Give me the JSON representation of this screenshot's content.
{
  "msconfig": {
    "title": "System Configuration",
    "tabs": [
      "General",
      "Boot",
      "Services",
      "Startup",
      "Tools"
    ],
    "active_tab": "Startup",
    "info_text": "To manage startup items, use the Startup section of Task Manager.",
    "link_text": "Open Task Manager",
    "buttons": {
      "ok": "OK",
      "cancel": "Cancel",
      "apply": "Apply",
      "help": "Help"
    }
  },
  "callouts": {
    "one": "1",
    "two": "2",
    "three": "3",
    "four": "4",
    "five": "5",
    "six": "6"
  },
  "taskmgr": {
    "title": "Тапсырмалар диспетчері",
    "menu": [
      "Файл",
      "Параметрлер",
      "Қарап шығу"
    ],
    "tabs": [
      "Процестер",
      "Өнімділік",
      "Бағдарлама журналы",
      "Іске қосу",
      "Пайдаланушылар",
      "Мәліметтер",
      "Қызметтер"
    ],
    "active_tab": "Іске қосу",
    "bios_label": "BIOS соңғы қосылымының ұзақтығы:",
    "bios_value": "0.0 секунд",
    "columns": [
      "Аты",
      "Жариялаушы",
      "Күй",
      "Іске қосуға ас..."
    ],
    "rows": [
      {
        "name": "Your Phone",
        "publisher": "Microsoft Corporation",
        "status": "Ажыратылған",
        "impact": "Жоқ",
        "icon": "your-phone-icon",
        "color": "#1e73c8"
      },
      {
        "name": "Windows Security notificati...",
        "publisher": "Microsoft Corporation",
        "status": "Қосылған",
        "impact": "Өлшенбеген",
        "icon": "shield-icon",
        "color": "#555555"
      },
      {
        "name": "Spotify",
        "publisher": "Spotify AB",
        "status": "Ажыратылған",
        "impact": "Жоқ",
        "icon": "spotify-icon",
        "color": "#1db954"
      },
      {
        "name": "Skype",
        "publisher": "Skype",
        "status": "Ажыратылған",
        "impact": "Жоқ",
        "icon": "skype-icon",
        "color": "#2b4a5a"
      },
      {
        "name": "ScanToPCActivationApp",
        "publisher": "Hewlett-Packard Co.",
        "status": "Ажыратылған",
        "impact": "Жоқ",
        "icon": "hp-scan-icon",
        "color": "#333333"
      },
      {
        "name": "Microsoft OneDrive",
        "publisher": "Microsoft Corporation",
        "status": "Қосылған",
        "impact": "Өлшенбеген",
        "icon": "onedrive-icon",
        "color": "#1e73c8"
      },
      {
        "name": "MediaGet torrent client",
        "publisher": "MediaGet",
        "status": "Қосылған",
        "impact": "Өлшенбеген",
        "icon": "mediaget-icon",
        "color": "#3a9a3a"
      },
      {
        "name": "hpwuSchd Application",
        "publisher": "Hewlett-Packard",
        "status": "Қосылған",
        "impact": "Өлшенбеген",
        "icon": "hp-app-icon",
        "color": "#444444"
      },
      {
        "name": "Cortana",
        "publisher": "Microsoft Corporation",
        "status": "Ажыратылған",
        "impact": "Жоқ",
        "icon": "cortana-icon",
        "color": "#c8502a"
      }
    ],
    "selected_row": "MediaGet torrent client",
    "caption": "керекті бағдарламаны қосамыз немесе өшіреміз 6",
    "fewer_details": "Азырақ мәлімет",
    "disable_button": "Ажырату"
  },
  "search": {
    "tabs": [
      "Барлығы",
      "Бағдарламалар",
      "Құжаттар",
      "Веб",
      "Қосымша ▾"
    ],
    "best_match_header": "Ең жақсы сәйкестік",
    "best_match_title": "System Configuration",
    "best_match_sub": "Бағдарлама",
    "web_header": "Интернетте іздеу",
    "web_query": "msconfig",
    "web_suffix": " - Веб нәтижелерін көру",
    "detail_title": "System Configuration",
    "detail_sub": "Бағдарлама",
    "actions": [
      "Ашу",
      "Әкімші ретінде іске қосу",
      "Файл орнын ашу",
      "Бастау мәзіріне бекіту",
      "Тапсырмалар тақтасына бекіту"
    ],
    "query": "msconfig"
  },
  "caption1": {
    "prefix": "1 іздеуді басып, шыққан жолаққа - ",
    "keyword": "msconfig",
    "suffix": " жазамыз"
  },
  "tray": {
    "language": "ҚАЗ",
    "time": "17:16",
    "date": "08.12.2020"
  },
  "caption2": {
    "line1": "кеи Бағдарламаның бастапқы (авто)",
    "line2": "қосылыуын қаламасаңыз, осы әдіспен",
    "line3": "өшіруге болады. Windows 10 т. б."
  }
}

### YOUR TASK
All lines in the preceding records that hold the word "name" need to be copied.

### SOLVED EXERCISE
        "name": "Your Phone",
        "name": "Windows Security notificati...",
        "name": "Spotify",
        "name": "Skype",
        "name": "ScanToPCActivationApp",
        "name": "Microsoft OneDrive",
        "name": "MediaGet torrent client",
        "name": "hpwuSchd Application",
        "name": "Cortana",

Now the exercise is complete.